- Secure Email Gateways :
Secure email gateways (SEG) rely on reputation and signature-based detection. A SEG sits outside of Microsoft 365 architecture, disabling Exchange Online Protection (EOP) and leaving Microsoft 365 unprotected against insider attacks.
With predictive defense, artificial intelligence (AI), including a combination of supervised and unsupervised machine learning models, work together to identify the telltale and difficult-to-detect signs of spear phishing :
- Supervised Learning :
Algorithms are trained with malicious and legitimate and emails to recognize specific features of spear phishing emails, such as mobile signatures and email addresses from public domains.
- Unsupervised Learning :
Natural Language Processing and Unsupervised Anomaly Detection recognize abusive patterns in spear phishing emails, including urgency, flag words, and email addresses that do not match senders in a business’s entity model.

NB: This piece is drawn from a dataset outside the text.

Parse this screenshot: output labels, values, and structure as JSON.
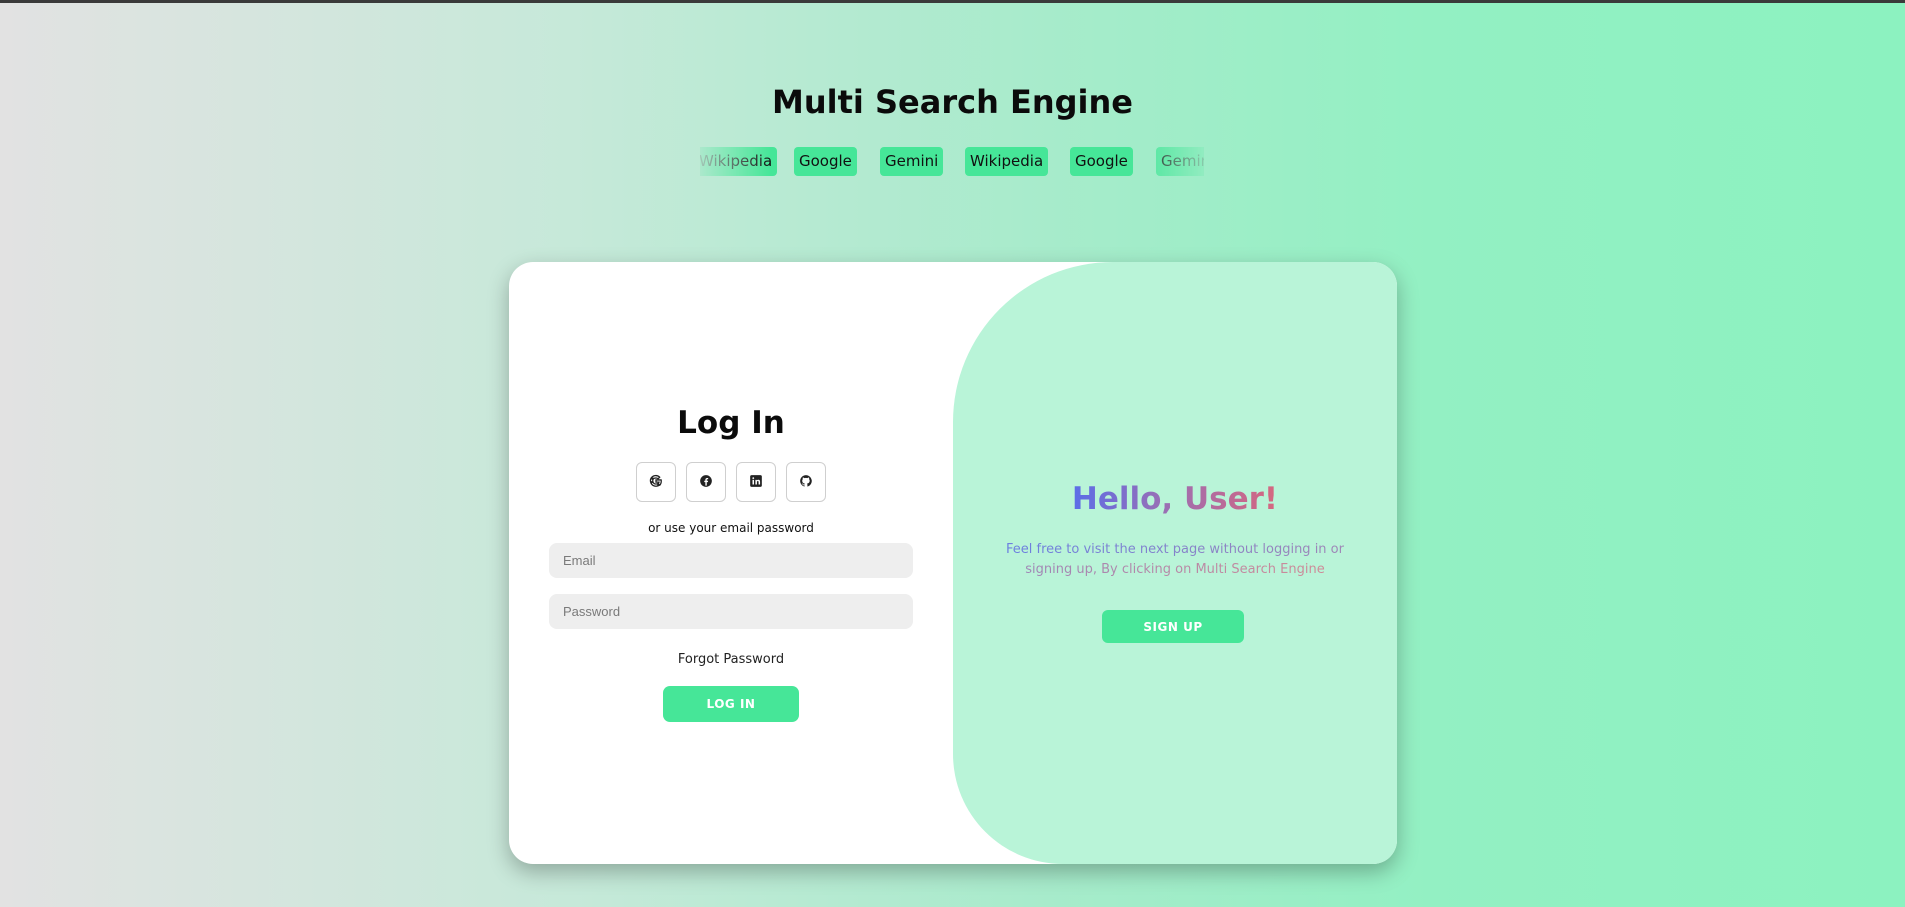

- User Feedback Loops :
Users report spear phishing emails to the security operations team (SOC), which analyzes the email and improves the algorithms.
Vade for M365
Vade for M365 blocks advanced attacks from the first email thanks to machine learning models that perform real-time behavioral analysis of the entire phishing email, including any URLs and attachments. Leveraging data from more than 1.4 billion inboxes, our AI-based threat detection stops threats before, during, and even after phishing attacks.